Report: NYC Sports Stadiums, Fashion Venues Researched by Man Eyed in Terror Investigation

Investigators found research on New York City sports stadiums and sites related to the city's Fashion Week events on the computer of a man being questioned in an FBI probe of an alleged terrorist plot, ABC News reports.

Authorities have made few public comments about the progress of their investigation, but there have been numerous reports that Najibullah Zazi has admitted to ties to Al Qaeda while claiming he was not central to the suspected terror cell under investigation.

Zazi had been cooperating with authorities and was interviewed several time this week by investigators, but on Saturday, he apparently didn't report for a fourth day of FBI questioning. His attorney has said the reports of a confession to terror ties were untrue.

The FBI had no immediate comment.

Zazi, a 24-year-old airport shuttle driver, insists he is not involved in terrorism and has no links to Al Qaeda. He is not under arrest.

U.S. Attorney General Eric Holder said Friday that the FBI was "working this case around the clock" in New York, Denver and other parts of the country but that there was no imminent threat.
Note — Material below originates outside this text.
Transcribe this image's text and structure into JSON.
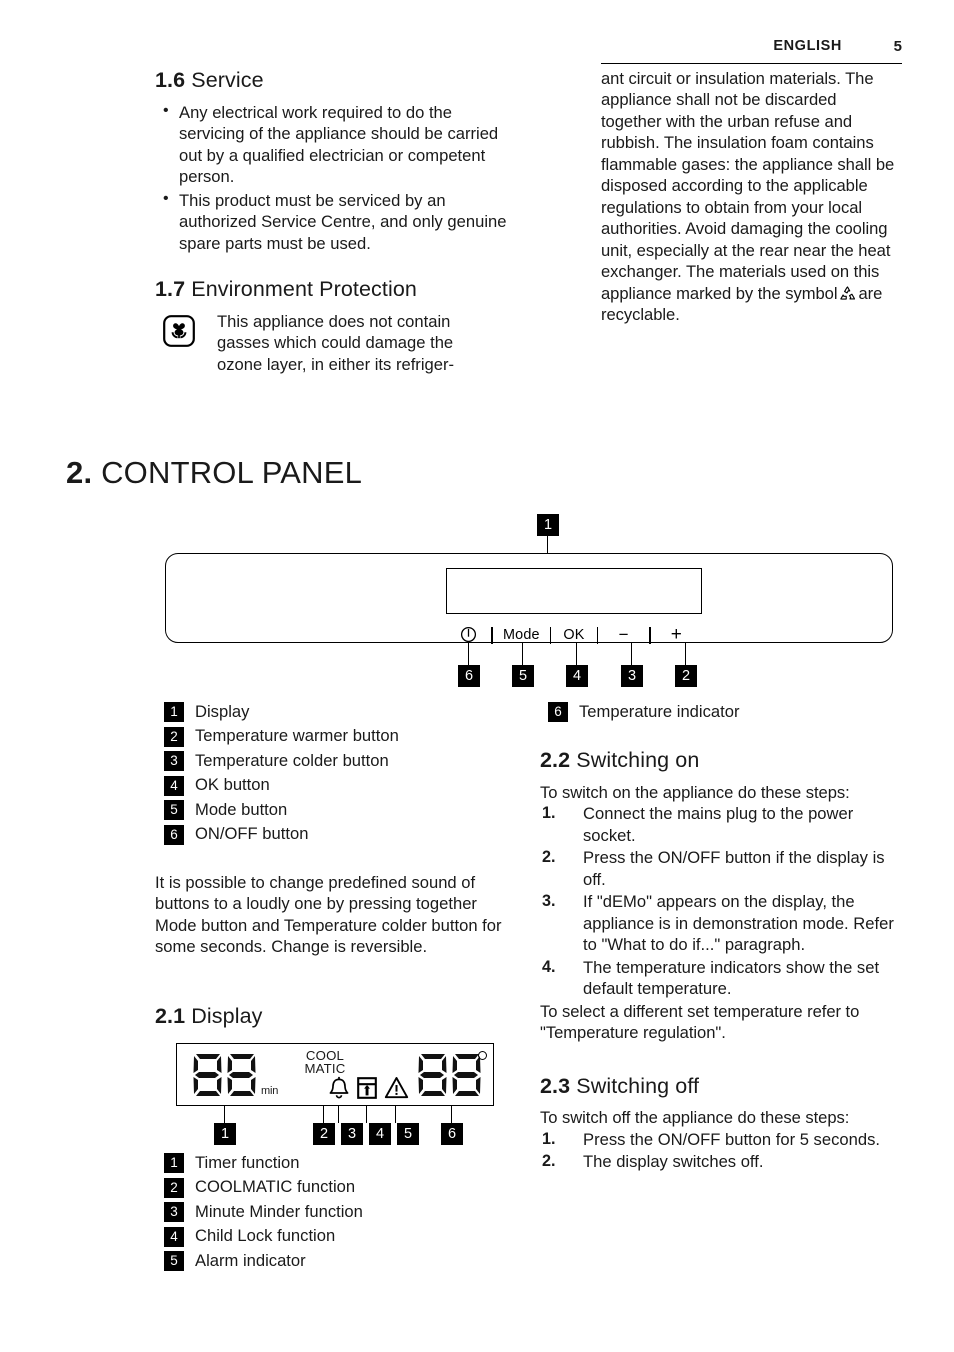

Authorities say Zazi rented a car and drove from Denver to New York, crossing into Manhattan on Sept. 10. Zazi said he went to New York to resolve some issues with a coffee cart he owns in Manhattan.

On Monday, FBI agents and police officers with search warrants seeking bomb materials searched three apartments and questioned residents in the Queens neighborhood where Zazi stayed.
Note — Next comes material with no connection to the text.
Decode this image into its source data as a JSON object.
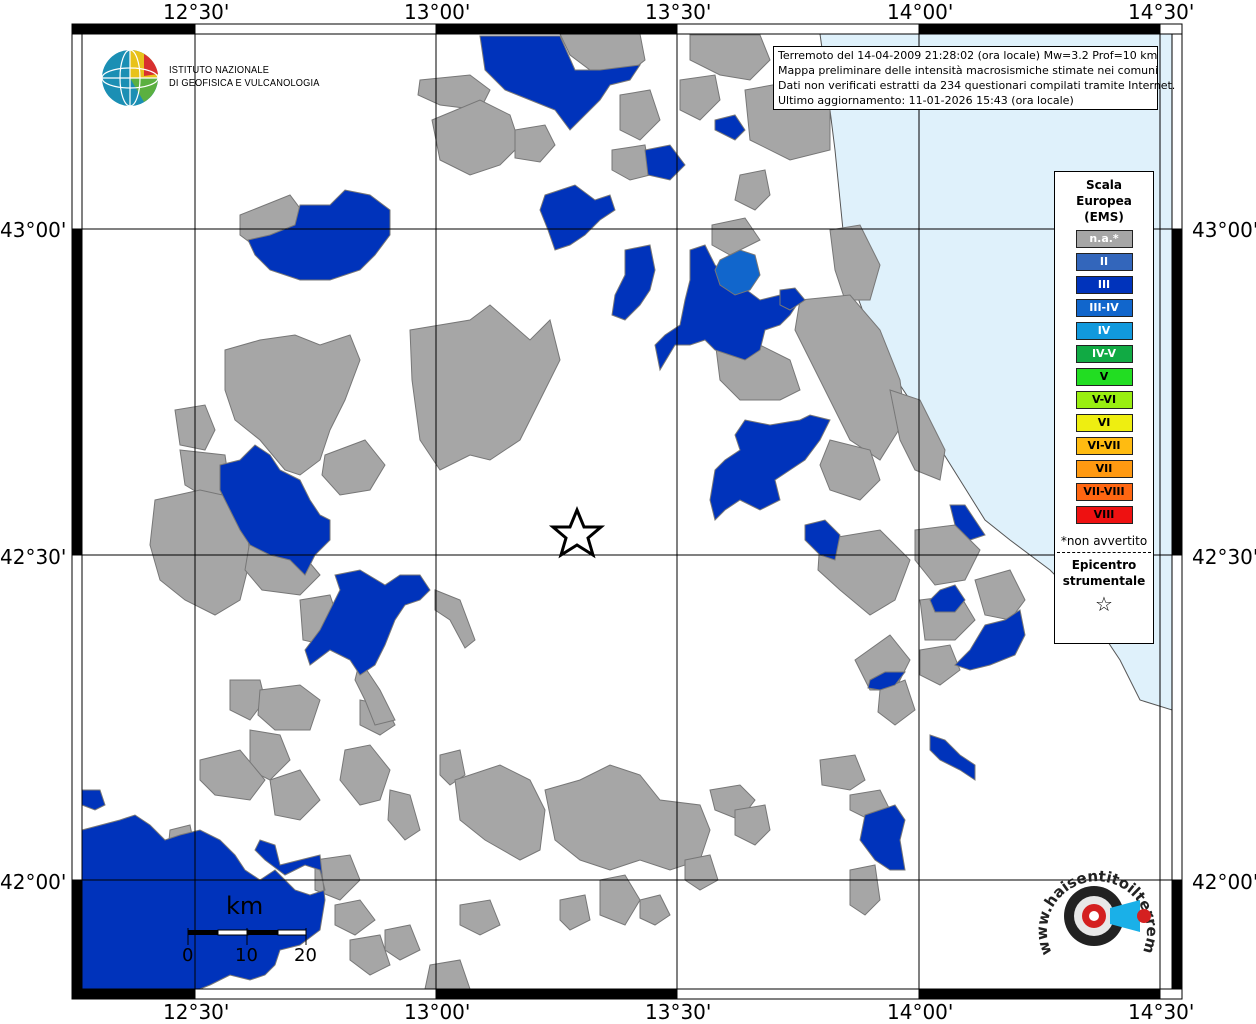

ABC News reports officials said they aren't sure what locations might have been targeted, but infomation found on Zazi's computer may provide a window into what he might have been planning. They reporteldy also found a text message that said "wedding cake is ready," which may have been a signal about preparations for an attack.

A joint FBI-New York Police Department task force feared Zazi may have been involved in a potential plot involving hydrogen peroxide-based explosives like those cited in an intelligence warning issued Monday, according to two other law enforcement officials, who spoke to the Associated Press on condition of anonymity because they were not authorized to speak about the investigation.
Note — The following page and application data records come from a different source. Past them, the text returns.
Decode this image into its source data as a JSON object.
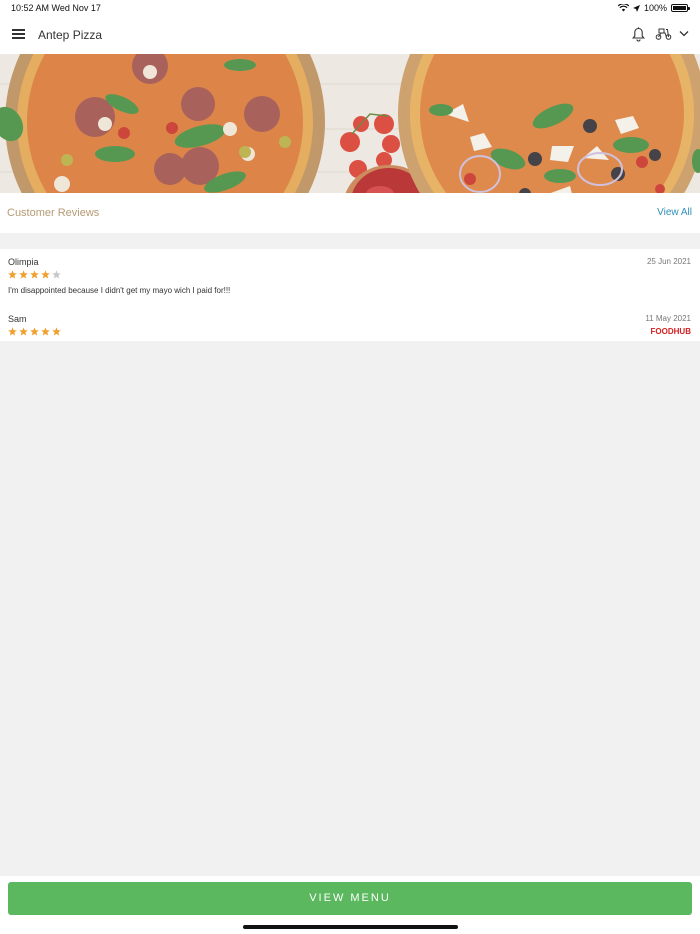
{
  "status_bar": {
    "time": "10:52 AM",
    "date": "Wed Nov 17",
    "battery": "100%"
  },
  "nav": {
    "title": "Antep Pizza",
    "icons": [
      "menu-icon",
      "bell-icon",
      "scooter-icon",
      "chevron-down-icon"
    ]
  },
  "reviews": {
    "title": "Customer Reviews",
    "view_all": "View All",
    "items": [
      {
        "name": "Olimpia",
        "date": "25 Jun 2021",
        "rating": 4,
        "comment": "I'm disappointed because I didn't get my mayo wich I paid for!!!"
      },
      {
        "name": "Sam",
        "date": "11 May 2021",
        "rating": 5,
        "source": "FOODHUB"
      }
    ]
  },
  "cta": {
    "label": "VIEW MENU"
  },
  "colors": {
    "accent_green": "#5cb85f",
    "link_blue": "#2f8fba",
    "reviews_title": "#b49a74",
    "star": "#f0a030",
    "star_empty": "#c8c8c8",
    "foodhub_red": "#d32020"
  }
}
Zazi's attorney, Arthur Folsom, has repeatedly denied any such claims.

Zazi's defense team has denied reports that Zazi was considering a plea deal related to terror charges.

"At this time no offer is being discussed," Wendy Aiello, spokeswoman for the defense team, told The Associated Press late Friday.

Another official familiar with the investigation told the AP on Thursday that agents have been monitoring Zazi and four others in Colorado as part of a terrorism investigation.

Zazi was born in Afghanistan in 1985, moved to Pakistan at age 7 and emigrated to the United States in 1999. He returned to Pakistan in 2007 and 2008 to visit his wife, Folsom said.